I’ll admit it: I’m lazy. And when it comes to trying to manage passwords, I’d bet money that most people are.
One password everywhere is so much easier. It’s easier than even the easiest password management system. It just is.
It makes our life easy not to have to remember or use any special tools to remember for us.
The problem is, it makes hackers’ lives easier too.
Hackers know we’re lazy
Hackers know that people find it easier to have one password everywhere.
Hackers also know that people generally have more than one account.
So hacking a single account can act as a foot in the door to the others, and lead to all sorts of mayhem.
One account leads to more
Quite often, it’s easy to guess that if a person logs in with username X and password Y on a system like Yahoo! mail, it’s likely they’ll replicate both username X and password Y on other services.
But by breaching one account, hackers get clues that lets them easily access other accounts.
For example, your Facebook login is your email address and some password. Well, if they’ve hacked your email address, and you use the same password everywhere, they now know how to log in as you on Facebook.
Account confirmations and notifications are also frequently sent via email. What that means is that your hacked email account might contain many clues as to what other accounts you have.

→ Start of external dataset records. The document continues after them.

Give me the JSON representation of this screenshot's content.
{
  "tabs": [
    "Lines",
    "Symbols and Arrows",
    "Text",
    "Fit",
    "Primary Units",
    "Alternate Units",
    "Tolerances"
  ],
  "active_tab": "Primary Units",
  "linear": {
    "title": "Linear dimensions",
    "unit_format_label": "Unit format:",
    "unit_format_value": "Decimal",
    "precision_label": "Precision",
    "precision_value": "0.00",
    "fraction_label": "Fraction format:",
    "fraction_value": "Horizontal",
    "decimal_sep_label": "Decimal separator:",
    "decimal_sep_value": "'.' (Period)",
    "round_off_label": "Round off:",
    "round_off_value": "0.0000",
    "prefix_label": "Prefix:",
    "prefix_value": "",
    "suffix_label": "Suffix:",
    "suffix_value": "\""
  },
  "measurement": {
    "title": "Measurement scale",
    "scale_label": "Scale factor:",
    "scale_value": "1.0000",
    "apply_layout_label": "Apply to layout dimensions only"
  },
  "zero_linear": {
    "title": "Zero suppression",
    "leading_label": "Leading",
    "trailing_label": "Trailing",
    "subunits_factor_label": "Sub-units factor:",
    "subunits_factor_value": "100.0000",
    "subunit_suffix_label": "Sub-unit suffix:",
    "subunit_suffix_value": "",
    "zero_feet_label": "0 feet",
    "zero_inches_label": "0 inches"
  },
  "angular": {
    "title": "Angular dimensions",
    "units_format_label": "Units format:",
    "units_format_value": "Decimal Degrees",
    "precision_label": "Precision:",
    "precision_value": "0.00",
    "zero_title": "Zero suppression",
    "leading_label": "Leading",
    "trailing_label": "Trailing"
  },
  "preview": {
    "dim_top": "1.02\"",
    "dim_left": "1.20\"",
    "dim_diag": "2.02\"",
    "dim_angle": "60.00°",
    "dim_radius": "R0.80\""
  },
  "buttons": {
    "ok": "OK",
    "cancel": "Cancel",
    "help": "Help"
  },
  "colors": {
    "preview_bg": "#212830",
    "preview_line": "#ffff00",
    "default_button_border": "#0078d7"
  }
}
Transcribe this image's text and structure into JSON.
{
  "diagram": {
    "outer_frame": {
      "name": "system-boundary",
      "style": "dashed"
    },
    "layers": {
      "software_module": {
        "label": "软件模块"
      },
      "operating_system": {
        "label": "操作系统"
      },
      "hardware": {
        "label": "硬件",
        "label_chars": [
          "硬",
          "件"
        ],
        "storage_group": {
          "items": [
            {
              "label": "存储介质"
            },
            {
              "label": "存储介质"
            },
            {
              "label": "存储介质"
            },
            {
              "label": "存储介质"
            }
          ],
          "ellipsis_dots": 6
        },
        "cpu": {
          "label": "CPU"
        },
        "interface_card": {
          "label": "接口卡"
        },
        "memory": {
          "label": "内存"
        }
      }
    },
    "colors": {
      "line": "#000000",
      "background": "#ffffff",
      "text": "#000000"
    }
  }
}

If you use the same password everywhere, it’s easy sailing for the hacker to then quickly try those out and log in as you all over.
The hack might not be your fault
Hacks happen through no fault of your own. You could be maintaining perfect security and still end up compromised.
Consider all the places where you have online accounts. Let’s assume that the one with the weakest, poorest security gets hacked, and the contents of their entire username/password database is stolen, with your information in it.
You just got hacked, and it wasn’t your fault.
If you’re using one password everywhere, the hackers now know it.
There can’t be only one
The bottom line is that using one password everywhere is a risk you shouldn’t allow.
At a minimum, use unique passwords for your important accounts, like banking and other financially-related activities.
Don’t forget that all of your email accounts are “important accounts”, particularly if they can be used for password recovery on other accounts. All a hacker need do is hack your email account, then run over to some other account and request a password reset to be emailed to the email account they now control.
Managing lots of passwords
Whenever I talk about giving each login a different, strong password, people object (often strongly): “This makes no sense at all, no way am I going to remember all those passwords, especially if you’re going to insist that they’re complex on top of everything else.”
You don’t have to.
For example, I don’t know my online banking password. I just don’t. Who’s going to remember something like yFK86jk8q45B? (And no, that’s not it, I said something like…).
Yet I use my account frequently.
Let your computer do the remembering for you.
I’m a big fan of password management programs, in particular LastPass.
It creates a secure databases of your login IDs and passwords, and stores them so that only you can get at them with your single, master password. (And yes, that password needs to be strong and memorable.)
It eases the entire process of logging in by filling in the user ID and password for you; you don’t even need to know what they are.
It uses strong encryption to keep your password database secure on your machine(s) and supports synchronizing or accessing that database across multiple machines and mobile devices.
And it enables you to use different and strong passwords on every site you care to use.